» **PROBLEM DETAILS**:
Copy the records below exactly. Include all of them.

[Opening LISTED RECORDS section]

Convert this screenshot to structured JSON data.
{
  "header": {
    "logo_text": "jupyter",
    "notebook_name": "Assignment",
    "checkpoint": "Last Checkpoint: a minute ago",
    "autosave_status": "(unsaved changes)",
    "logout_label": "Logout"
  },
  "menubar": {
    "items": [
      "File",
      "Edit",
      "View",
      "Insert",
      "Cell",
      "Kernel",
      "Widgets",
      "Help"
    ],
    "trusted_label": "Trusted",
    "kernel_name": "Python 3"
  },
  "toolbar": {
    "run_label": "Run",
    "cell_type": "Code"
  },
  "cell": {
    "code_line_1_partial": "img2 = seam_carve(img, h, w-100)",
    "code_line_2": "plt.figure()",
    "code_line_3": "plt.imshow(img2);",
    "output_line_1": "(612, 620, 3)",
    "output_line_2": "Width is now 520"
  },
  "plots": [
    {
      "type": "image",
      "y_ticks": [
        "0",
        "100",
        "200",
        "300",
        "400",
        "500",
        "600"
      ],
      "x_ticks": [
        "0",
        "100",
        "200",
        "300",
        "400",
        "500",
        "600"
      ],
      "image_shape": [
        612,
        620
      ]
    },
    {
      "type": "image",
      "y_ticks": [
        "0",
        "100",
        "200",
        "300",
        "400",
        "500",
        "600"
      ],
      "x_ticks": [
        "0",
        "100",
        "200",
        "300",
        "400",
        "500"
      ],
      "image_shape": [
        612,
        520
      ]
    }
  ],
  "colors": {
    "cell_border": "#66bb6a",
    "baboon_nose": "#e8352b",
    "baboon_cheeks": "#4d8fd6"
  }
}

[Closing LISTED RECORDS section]

» **FINISHED TASK**:
Convert this screenshot to structured JSON data.
{
  "header": {
    "logo_text": "jupyter",
    "notebook_name": "Assignment",
    "checkpoint": "Last Checkpoint: a minute ago",
    "autosave_status": "(unsaved changes)",
    "logout_label": "Logout"
  },
  "menubar": {
    "items": [
      "File",
      "Edit",
      "View",
      "Insert",
      "Cell",
      "Kernel",
      "Widgets",
      "Help"
    ],
    "trusted_label": "Trusted",
    "kernel_name": "Python 3"
  },
  "toolbar": {
    "run_label": "Run",
    "cell_type": "Code"
  },
  "cell": {
    "code_line_1_partial": "img2 = seam_carve(img, h, w-100)",
    "code_line_2": "plt.figure()",
    "code_line_3": "plt.imshow(img2);",
    "output_line_1": "(612, 620, 3)",
    "output_line_2": "Width is now 520"
  },
  "plots": [
    {
      "type": "image",
      "y_ticks": [
        "0",
        "100",
        "200",
        "300",
        "400",
        "500",
        "600"
      ],
      "x_ticks": [
        "0",
        "100",
        "200",
        "300",
        "400",
        "500",
        "600"
      ],
      "image_shape": [
        612,
        620
      ]
    },
    {
      "type": "image",
      "y_ticks": [
        "0",
        "100",
        "200",
        "300",
        "400",
        "500",
        "600"
      ],
      "x_ticks": [
        "0",
        "100",
        "200",
        "300",
        "400",
        "500"
      ],
      "image_shape": [
        612,
        520
      ]
    }
  ],
  "colors": {
    "cell_border": "#66bb6a",
    "baboon_nose": "#e8352b",
    "baboon_cheeks": "#4d8fd6"
  }
}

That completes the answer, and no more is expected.